* STS-84 - - 1997 May 15 - Assignment: Prime Crew. Flight Time: 9.22 days. Flight details: STS-84.
Atlantis blasted off on a night launch to Mir, docking with the station on May 17 at 02:33 GMT. Jerry Linenger, who had begun his stay on Mir in mid-January aboard STS-81, would return aboard STS-84. Michael Foale would be left at the station for his stint as the American crew member of Mir. The crew transfered to Mir 466 kg of water, 383 kg of U.S. science equipment, 1,251 kg of Russian equipment and supplies, and 178 kg of miscellaneous material.
Returned to Earth aboard Atlantis were 406 kg of U.S. science material, 531 kg of Russian logistics material, 14 kg of ESA material and 171 kg of miscellaneous material. Atlantis undocked from Mir at 01:04 GMT on May 22. After passing up its first landing opportunity due to clouds over the landing site, the Shuttle fired its OMS engines on the deorbit burn at 12:33 GMT on May 24. Atlantis landed at 13:27 GMT at Kennedy Space Center's runway 33.
Elena Kondakova was the seventh Russian cosmonaut to fly on an American space shuttle. She served as mission specialist on STS-84, the sixth shuttle mission to dock with the Mir.
STS-84 marked Kondakova's second trip to Mir. During her first visit, which lasted 169 days, she was part of the crew that greeted NASA astronaut Norm Thagard when he began his stay as the first American on the Russian space station. She was also onboard Mir to view STS-63 as it rendezvoused (but did not dock) with Mir.

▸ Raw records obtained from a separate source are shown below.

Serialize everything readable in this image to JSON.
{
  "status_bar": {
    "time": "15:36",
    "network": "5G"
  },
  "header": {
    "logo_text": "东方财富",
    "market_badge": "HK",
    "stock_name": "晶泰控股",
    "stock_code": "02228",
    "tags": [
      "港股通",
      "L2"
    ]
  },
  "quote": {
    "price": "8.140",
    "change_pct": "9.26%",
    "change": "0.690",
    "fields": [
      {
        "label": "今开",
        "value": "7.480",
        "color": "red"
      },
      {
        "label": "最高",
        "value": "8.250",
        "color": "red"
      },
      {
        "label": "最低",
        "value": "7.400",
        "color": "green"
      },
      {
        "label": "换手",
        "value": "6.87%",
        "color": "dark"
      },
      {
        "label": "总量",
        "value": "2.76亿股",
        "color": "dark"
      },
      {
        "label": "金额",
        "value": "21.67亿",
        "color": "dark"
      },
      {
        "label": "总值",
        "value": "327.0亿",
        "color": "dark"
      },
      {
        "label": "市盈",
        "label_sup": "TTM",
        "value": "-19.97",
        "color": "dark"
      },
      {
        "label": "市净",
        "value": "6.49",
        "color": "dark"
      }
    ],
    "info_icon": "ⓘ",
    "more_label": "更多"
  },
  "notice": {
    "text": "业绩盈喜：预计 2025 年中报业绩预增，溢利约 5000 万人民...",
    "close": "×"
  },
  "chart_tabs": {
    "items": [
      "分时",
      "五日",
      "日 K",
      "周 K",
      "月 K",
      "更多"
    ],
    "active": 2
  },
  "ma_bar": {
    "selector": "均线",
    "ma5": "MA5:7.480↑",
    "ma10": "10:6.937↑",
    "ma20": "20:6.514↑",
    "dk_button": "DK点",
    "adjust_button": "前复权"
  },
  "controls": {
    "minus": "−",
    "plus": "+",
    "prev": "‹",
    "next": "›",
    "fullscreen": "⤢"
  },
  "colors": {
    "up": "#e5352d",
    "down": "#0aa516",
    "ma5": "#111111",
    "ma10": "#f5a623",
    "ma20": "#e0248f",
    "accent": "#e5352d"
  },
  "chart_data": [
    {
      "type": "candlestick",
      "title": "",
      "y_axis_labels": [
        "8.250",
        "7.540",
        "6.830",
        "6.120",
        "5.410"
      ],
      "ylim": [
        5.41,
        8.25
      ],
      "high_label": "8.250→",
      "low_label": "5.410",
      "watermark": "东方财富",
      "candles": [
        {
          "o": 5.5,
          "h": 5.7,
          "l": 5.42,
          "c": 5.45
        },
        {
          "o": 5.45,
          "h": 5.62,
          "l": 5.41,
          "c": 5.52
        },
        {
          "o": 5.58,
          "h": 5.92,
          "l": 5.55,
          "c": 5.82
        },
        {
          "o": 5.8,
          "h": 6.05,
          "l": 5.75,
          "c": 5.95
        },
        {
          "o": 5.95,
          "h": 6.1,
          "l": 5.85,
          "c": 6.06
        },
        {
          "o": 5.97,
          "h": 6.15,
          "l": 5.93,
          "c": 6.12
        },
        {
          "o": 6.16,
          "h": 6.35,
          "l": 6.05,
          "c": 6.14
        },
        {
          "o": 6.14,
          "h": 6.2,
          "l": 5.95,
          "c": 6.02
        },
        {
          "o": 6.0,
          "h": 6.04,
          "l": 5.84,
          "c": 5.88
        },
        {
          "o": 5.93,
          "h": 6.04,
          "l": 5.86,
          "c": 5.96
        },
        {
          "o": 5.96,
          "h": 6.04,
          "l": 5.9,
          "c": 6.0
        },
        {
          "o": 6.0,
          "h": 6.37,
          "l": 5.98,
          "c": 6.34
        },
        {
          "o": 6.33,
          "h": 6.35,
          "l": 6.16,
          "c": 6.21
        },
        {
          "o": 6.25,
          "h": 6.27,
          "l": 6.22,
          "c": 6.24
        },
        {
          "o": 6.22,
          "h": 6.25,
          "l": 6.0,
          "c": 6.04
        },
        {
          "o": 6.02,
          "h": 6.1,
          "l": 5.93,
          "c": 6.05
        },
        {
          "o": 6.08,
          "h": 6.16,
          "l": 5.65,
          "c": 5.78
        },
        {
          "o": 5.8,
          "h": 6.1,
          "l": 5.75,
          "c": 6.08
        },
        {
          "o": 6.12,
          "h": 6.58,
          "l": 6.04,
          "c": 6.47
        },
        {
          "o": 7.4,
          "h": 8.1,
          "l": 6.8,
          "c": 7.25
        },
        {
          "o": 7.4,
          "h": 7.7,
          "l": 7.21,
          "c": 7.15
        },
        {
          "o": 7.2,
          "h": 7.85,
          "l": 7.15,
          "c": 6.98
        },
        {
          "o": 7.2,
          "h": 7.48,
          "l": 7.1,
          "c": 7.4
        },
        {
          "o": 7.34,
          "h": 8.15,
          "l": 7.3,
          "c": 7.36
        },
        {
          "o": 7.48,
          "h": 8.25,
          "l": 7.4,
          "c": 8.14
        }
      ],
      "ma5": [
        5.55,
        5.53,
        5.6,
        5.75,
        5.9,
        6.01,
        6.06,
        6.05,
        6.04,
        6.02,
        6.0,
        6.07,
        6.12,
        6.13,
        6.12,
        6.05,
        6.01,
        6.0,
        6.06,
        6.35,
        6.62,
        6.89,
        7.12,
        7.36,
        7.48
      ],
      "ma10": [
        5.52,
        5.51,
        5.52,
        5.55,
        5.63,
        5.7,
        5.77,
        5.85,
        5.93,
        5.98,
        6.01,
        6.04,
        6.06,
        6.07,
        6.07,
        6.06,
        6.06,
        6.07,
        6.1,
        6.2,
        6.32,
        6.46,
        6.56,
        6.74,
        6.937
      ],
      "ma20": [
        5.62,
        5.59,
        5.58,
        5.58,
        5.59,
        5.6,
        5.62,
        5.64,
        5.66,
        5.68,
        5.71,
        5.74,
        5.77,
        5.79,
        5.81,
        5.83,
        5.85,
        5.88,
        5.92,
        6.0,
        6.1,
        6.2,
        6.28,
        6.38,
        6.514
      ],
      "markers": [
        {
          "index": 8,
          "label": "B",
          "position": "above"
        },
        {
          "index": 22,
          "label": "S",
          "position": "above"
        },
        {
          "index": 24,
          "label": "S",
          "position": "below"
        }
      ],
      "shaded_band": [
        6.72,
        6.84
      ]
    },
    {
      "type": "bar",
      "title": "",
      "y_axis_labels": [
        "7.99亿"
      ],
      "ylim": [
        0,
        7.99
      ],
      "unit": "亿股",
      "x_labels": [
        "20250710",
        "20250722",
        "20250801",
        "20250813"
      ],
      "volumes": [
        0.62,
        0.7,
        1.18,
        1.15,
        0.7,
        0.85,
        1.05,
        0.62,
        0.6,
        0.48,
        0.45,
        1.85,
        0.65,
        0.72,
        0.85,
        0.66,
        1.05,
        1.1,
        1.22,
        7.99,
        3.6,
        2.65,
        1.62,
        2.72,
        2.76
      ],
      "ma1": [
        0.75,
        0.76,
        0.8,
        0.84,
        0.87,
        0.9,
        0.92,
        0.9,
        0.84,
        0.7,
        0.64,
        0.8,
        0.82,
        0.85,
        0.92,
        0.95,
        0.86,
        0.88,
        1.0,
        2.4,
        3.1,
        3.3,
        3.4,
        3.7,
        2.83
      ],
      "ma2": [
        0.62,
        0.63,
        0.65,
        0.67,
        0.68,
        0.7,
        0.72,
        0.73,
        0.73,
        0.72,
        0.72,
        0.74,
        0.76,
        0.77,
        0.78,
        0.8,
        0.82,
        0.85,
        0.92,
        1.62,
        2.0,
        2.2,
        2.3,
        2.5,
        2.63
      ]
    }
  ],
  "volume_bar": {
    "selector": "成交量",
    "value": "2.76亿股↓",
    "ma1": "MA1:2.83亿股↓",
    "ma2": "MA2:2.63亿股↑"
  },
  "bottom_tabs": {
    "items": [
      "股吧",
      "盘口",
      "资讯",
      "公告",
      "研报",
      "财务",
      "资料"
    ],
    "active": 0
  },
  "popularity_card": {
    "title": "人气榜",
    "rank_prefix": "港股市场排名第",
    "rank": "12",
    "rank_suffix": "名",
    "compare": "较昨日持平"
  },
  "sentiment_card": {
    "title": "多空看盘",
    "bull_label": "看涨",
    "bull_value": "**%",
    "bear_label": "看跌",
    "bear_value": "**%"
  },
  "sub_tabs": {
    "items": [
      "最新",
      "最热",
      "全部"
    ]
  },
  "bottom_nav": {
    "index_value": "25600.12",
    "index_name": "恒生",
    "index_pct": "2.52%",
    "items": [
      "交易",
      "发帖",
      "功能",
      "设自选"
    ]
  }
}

Mike Foale flew with Kondakova on STS-84, and shared the following in his Oral History: "[Elena] had described how she had felt as we flew away without actually docking on STS-63, how disappointed they were, how wonderful it was, and how unexpectedly beautiful it was when the shuttle came up."
Kondakova graduated from Moscow Bauman High Technical College and went to work for RSC Energia in 1980. She became a test cosmonaut in 1990.
STS-84 KSC Electronic Photo File
KSC-97EC-0759.jpgElena Kondakova (16 sec.) MPEG (1.2M) (No Audio)